MM: Originally, I had wanted to produce sculptures for this project, in which some of the various elements (sometimes I call them characters – I am talking here about the individual forms that make up the whole work) in the mural would interact, but the plan changed when I saw the BALTIC Centre for Contemporary Art space. Each element (or character) in the mural's composition has its own set of references and its own world so to speak, but in the mural they appear as signs to something more multi-layered but unexplained. The expansive, almost cinematic space inspired this idea that I should use one wall to further examine the world of each element or character through a filmic experience, but the time and budget limitations meant that I could only do one character. The point behind this animation was inviting the audience to think of the possible worlds of each of these elements or characters.
AH: Your practice and methodology resembles that of an architect. Not only because it involves a long process of research, and planning, but also because in your work you often devise hypothetical and unified aesthetic systems. Can you talk a little about your methodology?
MM: I think methodology is too strong a word, it's like a discipline, and I am not that ordered. I have to be open to many influences and materials. It's really about making associations that can stimulate imagination, unexpected relationships, and about uncovering moments when connections happen that seem extraordinary yet natural at the same time. For example, in the Helmet series (2005) this was very clear.
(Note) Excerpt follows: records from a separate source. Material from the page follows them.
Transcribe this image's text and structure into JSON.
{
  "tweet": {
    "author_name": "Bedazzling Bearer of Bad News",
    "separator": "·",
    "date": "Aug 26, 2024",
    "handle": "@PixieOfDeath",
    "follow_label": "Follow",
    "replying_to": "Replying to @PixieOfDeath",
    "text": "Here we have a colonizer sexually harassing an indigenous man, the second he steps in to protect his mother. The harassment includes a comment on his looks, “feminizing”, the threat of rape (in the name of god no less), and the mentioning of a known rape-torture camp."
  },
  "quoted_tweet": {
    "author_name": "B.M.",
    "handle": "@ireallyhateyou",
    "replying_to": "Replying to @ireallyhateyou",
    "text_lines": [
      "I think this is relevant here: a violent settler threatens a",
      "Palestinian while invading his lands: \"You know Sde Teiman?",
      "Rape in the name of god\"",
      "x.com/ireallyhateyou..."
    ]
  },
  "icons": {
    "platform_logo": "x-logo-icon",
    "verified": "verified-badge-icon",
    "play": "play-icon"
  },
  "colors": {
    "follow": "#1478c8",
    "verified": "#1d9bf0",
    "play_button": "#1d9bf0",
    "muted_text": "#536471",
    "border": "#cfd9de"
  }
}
In other projects the connections are more complicated but in the end the process and the research that go into a project can be seen and felt through these connections.
AH: There is a whimsical quality to your paintings. Playfulness and humor can open up a space for engaging with a work especially if it deals with or depicts a loaded issue. How do you see this?
MM: I think this quality is unplanned, it just happens! I never really give it any thought or force it, so in a way it remains an unknown dimension in my work, something always unexpected, but I think some aspects of art making should remain unknown to the artist and public alike.
AH: You are currently working on a new body of work. What has been the point of departure for it?
MM: Yes, I am working on a new body of work. It takes the courtroom as its starting point. These past few years of demonstrations and political/social upheaval have been intense, and the courtroom as a space in these unfolding narratives caught my attention, as a space of so called justice, as a psychological space, as a space of argument, as a problematic construct. This led me to research cases of miscarriage of justice and wrongful convictions in different parts of the world, in the present and in history, and speculations about such cases in the future. I am working on developing and linking elements from such trials – evidence, phrases, and sentences – to make a body of work that I hope will disrupt the idea of justice.
Mona Marzouk was born in 1968 and lives and works in Alexandria, Egypt. After finishing her studies at the Academy of Fine Arts in Düsseldorf, Germany in 1996, Marzouk returned to her hometown of Alexandria, Egypt to launch her professional career in painting and sculpture. Selected solo exhibitions include The Bride Stripped Bare of her Energy's Evil, BALTIC Centre for Contemporary Art, Gateshead, UK (2008); The New World, Art in General, New York and Townhouse Gallery, Cairo; MUSAC, León, Spain (2006). Selected group exhibitions: Havana Biennial (2012); Second World: Where is Progress Progressing, Steirischer Herbst, Graz, curated by What, How & for Whom / WHW (2011); 8th Gwanju Biennale, curated by Okwui Enwezor (2008); 1st Canary Islands Biennale, Spain (2006). From 2005–2013, Marzouk co-founded and co-directed the artist-run space Alexandria Contemporary Arts Forum in Egypt.